§ **Data excerpts**
....................

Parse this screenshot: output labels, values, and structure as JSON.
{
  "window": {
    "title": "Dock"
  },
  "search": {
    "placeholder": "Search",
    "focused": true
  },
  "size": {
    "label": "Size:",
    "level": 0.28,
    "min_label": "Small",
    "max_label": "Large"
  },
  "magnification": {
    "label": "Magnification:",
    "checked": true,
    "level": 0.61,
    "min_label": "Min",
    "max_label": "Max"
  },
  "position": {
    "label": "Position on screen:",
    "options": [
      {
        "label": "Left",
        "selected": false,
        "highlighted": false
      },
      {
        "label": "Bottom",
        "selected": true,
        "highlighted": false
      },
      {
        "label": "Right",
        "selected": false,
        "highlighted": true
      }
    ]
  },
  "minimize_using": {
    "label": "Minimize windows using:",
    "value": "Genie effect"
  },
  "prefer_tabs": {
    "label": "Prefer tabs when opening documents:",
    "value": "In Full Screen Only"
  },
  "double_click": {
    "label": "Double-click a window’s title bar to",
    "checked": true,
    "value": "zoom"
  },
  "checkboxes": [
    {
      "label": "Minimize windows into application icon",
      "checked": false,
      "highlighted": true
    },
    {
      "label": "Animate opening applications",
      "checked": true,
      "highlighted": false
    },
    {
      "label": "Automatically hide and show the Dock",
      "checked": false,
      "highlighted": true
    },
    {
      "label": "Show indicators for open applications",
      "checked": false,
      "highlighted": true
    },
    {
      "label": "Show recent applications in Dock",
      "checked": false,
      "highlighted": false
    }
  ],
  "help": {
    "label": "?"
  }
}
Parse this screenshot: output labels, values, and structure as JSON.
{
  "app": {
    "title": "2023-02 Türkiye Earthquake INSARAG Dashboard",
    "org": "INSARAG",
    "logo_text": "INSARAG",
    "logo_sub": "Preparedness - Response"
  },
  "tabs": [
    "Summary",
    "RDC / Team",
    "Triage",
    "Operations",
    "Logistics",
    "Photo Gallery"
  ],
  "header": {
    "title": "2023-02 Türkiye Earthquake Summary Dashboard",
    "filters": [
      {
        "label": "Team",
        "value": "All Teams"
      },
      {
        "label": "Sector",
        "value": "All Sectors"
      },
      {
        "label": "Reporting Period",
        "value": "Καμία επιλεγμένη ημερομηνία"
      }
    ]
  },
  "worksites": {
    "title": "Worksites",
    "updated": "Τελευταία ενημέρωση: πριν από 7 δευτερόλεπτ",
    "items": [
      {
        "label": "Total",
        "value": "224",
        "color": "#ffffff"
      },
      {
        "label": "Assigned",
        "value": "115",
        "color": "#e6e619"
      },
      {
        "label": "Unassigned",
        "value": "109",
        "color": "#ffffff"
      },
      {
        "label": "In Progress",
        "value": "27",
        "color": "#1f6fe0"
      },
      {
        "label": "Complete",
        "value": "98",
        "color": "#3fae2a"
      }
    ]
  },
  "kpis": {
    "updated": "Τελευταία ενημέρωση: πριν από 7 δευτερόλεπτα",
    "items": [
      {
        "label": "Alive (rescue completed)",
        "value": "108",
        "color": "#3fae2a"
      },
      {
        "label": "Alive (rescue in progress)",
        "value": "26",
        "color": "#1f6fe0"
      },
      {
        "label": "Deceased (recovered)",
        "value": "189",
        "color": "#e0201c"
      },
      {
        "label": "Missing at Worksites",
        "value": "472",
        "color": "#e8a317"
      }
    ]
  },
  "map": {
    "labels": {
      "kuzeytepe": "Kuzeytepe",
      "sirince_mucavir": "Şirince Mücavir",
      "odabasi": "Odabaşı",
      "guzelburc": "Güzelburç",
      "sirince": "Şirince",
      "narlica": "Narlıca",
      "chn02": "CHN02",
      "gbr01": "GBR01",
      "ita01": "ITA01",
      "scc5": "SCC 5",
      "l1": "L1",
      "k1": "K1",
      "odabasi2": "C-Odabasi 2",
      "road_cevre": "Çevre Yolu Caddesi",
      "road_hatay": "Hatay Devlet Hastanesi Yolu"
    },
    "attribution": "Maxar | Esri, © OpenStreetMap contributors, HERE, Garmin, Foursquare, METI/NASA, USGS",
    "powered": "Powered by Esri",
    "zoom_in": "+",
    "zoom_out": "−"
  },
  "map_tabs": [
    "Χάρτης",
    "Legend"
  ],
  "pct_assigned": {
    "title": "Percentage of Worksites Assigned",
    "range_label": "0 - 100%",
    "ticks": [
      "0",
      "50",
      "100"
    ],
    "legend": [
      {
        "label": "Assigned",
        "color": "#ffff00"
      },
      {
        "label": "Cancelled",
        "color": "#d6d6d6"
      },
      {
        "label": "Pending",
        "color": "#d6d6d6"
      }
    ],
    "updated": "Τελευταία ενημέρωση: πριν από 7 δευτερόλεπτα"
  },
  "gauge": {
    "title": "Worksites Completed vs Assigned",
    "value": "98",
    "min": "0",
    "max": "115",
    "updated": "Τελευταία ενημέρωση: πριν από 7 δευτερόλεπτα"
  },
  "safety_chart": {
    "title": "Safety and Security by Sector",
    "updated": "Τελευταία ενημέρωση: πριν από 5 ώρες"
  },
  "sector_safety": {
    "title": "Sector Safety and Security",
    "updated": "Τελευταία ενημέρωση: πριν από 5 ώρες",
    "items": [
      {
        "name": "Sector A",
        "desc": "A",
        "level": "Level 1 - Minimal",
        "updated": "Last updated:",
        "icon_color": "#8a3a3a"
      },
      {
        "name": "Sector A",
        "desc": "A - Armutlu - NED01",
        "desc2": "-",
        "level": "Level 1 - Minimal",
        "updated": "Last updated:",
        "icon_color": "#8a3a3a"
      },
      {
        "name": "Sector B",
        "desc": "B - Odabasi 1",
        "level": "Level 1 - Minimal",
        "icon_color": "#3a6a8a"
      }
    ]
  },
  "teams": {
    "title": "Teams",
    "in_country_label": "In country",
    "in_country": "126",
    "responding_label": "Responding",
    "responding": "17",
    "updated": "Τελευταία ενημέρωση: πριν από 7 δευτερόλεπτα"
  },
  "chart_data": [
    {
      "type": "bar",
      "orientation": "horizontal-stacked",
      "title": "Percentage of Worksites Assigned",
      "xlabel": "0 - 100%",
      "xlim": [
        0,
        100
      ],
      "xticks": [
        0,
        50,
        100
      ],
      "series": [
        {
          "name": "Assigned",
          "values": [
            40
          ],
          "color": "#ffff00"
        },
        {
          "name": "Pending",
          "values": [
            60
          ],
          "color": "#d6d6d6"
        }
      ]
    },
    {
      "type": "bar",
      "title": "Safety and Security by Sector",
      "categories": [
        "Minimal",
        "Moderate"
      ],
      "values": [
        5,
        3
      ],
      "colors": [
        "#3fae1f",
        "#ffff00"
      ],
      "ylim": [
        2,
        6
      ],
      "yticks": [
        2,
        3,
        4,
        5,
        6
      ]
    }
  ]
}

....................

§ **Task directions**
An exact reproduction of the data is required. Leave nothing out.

§ **Task output**
Parse this screenshot: output labels, values, and structure as JSON.
{
  "window": {
    "title": "Dock"
  },
  "search": {
    "placeholder": "Search",
    "focused": true
  },
  "size": {
    "label": "Size:",
    "level": 0.28,
    "min_label": "Small",
    "max_label": "Large"
  },
  "magnification": {
    "label": "Magnification:",
    "checked": true,
    "level": 0.61,
    "min_label": "Min",
    "max_label": "Max"
  },
  "position": {
    "label": "Position on screen:",
    "options": [
      {
        "label": "Left",
        "selected": false,
        "highlighted": false
      },
      {
        "label": "Bottom",
        "selected": true,
        "highlighted": false
      },
      {
        "label": "Right",
        "selected": false,
        "highlighted": true
      }
    ]
  },
  "minimize_using": {
    "label": "Minimize windows using:",
    "value": "Genie effect"
  },
  "prefer_tabs": {
    "label": "Prefer tabs when opening documents:",
    "value": "In Full Screen Only"
  },
  "double_click": {
    "label": "Double-click a window’s title bar to",
    "checked": true,
    "value": "zoom"
  },
  "checkboxes": [
    {
      "label": "Minimize windows into application icon",
      "checked": false,
      "highlighted": true
    },
    {
      "label": "Animate opening applications",
      "checked": true,
      "highlighted": false
    },
    {
      "label": "Automatically hide and show the Dock",
      "checked": false,
      "highlighted": true
    },
    {
      "label": "Show indicators for open applications",
      "checked": false,
      "highlighted": true
    },
    {
      "label": "Show recent applications in Dock",
      "checked": false,
      "highlighted": false
    }
  ],
  "help": {
    "label": "?"
  }
}
Parse this screenshot: output labels, values, and structure as JSON.
{
  "app": {
    "title": "2023-02 Türkiye Earthquake INSARAG Dashboard",
    "org": "INSARAG",
    "logo_text": "INSARAG",
    "logo_sub": "Preparedness - Response"
  },
  "tabs": [
    "Summary",
    "RDC / Team",
    "Triage",
    "Operations",
    "Logistics",
    "Photo Gallery"
  ],
  "header": {
    "title": "2023-02 Türkiye Earthquake Summary Dashboard",
    "filters": [
      {
        "label": "Team",
        "value": "All Teams"
      },
      {
        "label": "Sector",
        "value": "All Sectors"
      },
      {
        "label": "Reporting Period",
        "value": "Καμία επιλεγμένη ημερομηνία"
      }
    ]
  },
  "worksites": {
    "title": "Worksites",
    "updated": "Τελευταία ενημέρωση: πριν από 7 δευτερόλεπτ",
    "items": [
      {
        "label": "Total",
        "value": "224",
        "color": "#ffffff"
      },
      {
        "label": "Assigned",
        "value": "115",
        "color": "#e6e619"
      },
      {
        "label": "Unassigned",
        "value": "109",
        "color": "#ffffff"
      },
      {
        "label": "In Progress",
        "value": "27",
        "color": "#1f6fe0"
      },
      {
        "label": "Complete",
        "value": "98",
        "color": "#3fae2a"
      }
    ]
  },
  "kpis": {
    "updated": "Τελευταία ενημέρωση: πριν από 7 δευτερόλεπτα",
    "items": [
      {
        "label": "Alive (rescue completed)",
        "value": "108",
        "color": "#3fae2a"
      },
      {
        "label": "Alive (rescue in progress)",
        "value": "26",
        "color": "#1f6fe0"
      },
      {
        "label": "Deceased (recovered)",
        "value": "189",
        "color": "#e0201c"
      },
      {
        "label": "Missing at Worksites",
        "value": "472",
        "color": "#e8a317"
      }
    ]
  },
  "map": {
    "labels": {
      "kuzeytepe": "Kuzeytepe",
      "sirince_mucavir": "Şirince Mücavir",
      "odabasi": "Odabaşı",
      "guzelburc": "Güzelburç",
      "sirince": "Şirince",
      "narlica": "Narlıca",
      "chn02": "CHN02",
      "gbr01": "GBR01",
      "ita01": "ITA01",
      "scc5": "SCC 5",
      "l1": "L1",
      "k1": "K1",
      "odabasi2": "C-Odabasi 2",
      "road_cevre": "Çevre Yolu Caddesi",
      "road_hatay": "Hatay Devlet Hastanesi Yolu"
    },
    "attribution": "Maxar | Esri, © OpenStreetMap contributors, HERE, Garmin, Foursquare, METI/NASA, USGS",
    "powered": "Powered by Esri",
    "zoom_in": "+",
    "zoom_out": "−"
  },
  "map_tabs": [
    "Χάρτης",
    "Legend"
  ],
  "pct_assigned": {
    "title": "Percentage of Worksites Assigned",
    "range_label": "0 - 100%",
    "ticks": [
      "0",
      "50",
      "100"
    ],
    "legend": [
      {
        "label": "Assigned",
        "color": "#ffff00"
      },
      {
        "label": "Cancelled",
        "color": "#d6d6d6"
      },
      {
        "label": "Pending",
        "color": "#d6d6d6"
      }
    ],
    "updated": "Τελευταία ενημέρωση: πριν από 7 δευτερόλεπτα"
  },
  "gauge": {
    "title": "Worksites Completed vs Assigned",
    "value": "98",
    "min": "0",
    "max": "115",
    "updated": "Τελευταία ενημέρωση: πριν από 7 δευτερόλεπτα"
  },
  "safety_chart": {
    "title": "Safety and Security by Sector",
    "updated": "Τελευταία ενημέρωση: πριν από 5 ώρες"
  },
  "sector_safety": {
    "title": "Sector Safety and Security",
    "updated": "Τελευταία ενημέρωση: πριν από 5 ώρες",
    "items": [
      {
        "name": "Sector A",
        "desc": "A",
        "level": "Level 1 - Minimal",
        "updated": "Last updated:",
        "icon_color": "#8a3a3a"
      },
      {
        "name": "Sector A",
        "desc": "A - Armutlu - NED01",
        "desc2": "-",
        "level": "Level 1 - Minimal",
        "updated": "Last updated:",
        "icon_color": "#8a3a3a"
      },
      {
        "name": "Sector B",
        "desc": "B - Odabasi 1",
        "level": "Level 1 - Minimal",
        "icon_color": "#3a6a8a"
      }
    ]
  },
  "teams": {
    "title": "Teams",
    "in_country_label": "In country",
    "in_country": "126",
    "responding_label": "Responding",
    "responding": "17",
    "updated": "Τελευταία ενημέρωση: πριν από 7 δευτερόλεπτα"
  },
  "chart_data": [
    {
      "type": "bar",
      "orientation": "horizontal-stacked",
      "title": "Percentage of Worksites Assigned",
      "xlabel": "0 - 100%",
      "xlim": [
        0,
        100
      ],
      "xticks": [
        0,
        50,
        100
      ],
      "series": [
        {
          "name": "Assigned",
          "values": [
            40
          ],
          "color": "#ffff00"
        },
        {
          "name": "Pending",
          "values": [
            60
          ],
          "color": "#d6d6d6"
        }
      ]
    },
    {
      "type": "bar",
      "title": "Safety and Security by Sector",
      "categories": [
        "Minimal",
        "Moderate"
      ],
      "values": [
        5,
        3
      ],
      "colors": [
        "#3fae1f",
        "#ffff00"
      ],
      "ylim": [
        2,
        6
      ],
      "yticks": [
        2,
        3,
        4,
        5,
        6
      ]
    }
  ]
}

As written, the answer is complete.